Fast forward many, many years later and I got the chance to do what I had been dreaming of all of my life – I packed my car and moved to a little village in upstate New York to be near my sister who had moved up into that area a few years before. The first 9 years was a time of major adjustments to the way I lived and, more importantly, the way I thought. My own belief systems were put to the challenge and it was not unusual to find that I had been following paths that weren’t my own, but had been built by others. Financial necessity, aka gainful employment, forced me to leave the village after 9 years and move closer to the city of Binghamton, NY, in one of its suburbs called Endicott. I mourned my sweet little village for 15 years and when the opportunity to move back literally “fell” into my lap (my little accident with a patch of cracked concrete and my sneaker that resulted in a fractured hip), I jumped at the chance!
A funny thing happened during the first two years that I lived there. First, my sweet little village had changed a great deal while I had been away. There were empty store fronts all over the main streets, lots of folks I’d known had moved away, and that friendly sense of a close-knit, small community was no longer there. More importantly, I had also changed, way more than I realized. During the years I had been away, I had become a vegan, and living surrounded by dairy farms, beef cattle farms, chicken bar-b-ques, and the crowning of the Dairy Queen were no longer something I could support. It was then that I realized that it wasn’t so much the actual physical place I lived in as much as it was my sense of place. I needed to live in an inner place that felt comfortable, authentic, and essentially “me.” So I moved back to Endicott, this time in a different neighborhood that felt like a compromise between small town and city, and I’m loving it. I can still walk a few blocks and see where they make the apple cider, and go to strawberry festivals and maple festivals, but I can also go down the road about 10 or 15 minutes to the city of Binghamton and visit museums, art galleries, and even attend an opera. My sense of place is finally at peace.

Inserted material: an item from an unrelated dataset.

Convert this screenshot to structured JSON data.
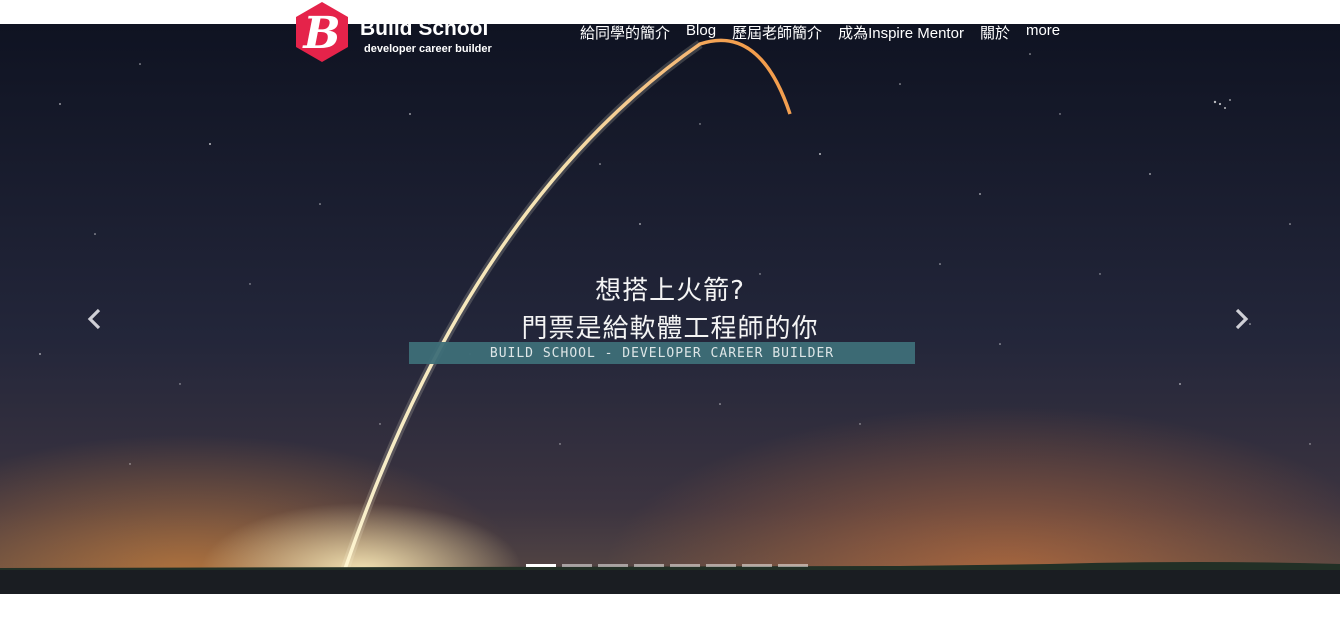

We all need to find that place within us that tells us we are where we are supposed to be, that feeds our soul and helps us create our authentic lives. It is especially true when we enter into our Third Age, those years after 50 and beyond, where we finally have the time and space to answer the longings of our hearts that we put aside while we earned a living and raised a family. There is no better time to answer that call.
Our writing assignment for this week over on the Home Page is going to challenge you to uncover your sense of place, especially if you’ve been hiding it away, and find out what it’s saying to you. As always, have fun with it and remember to just keep writing. Peace and blessings!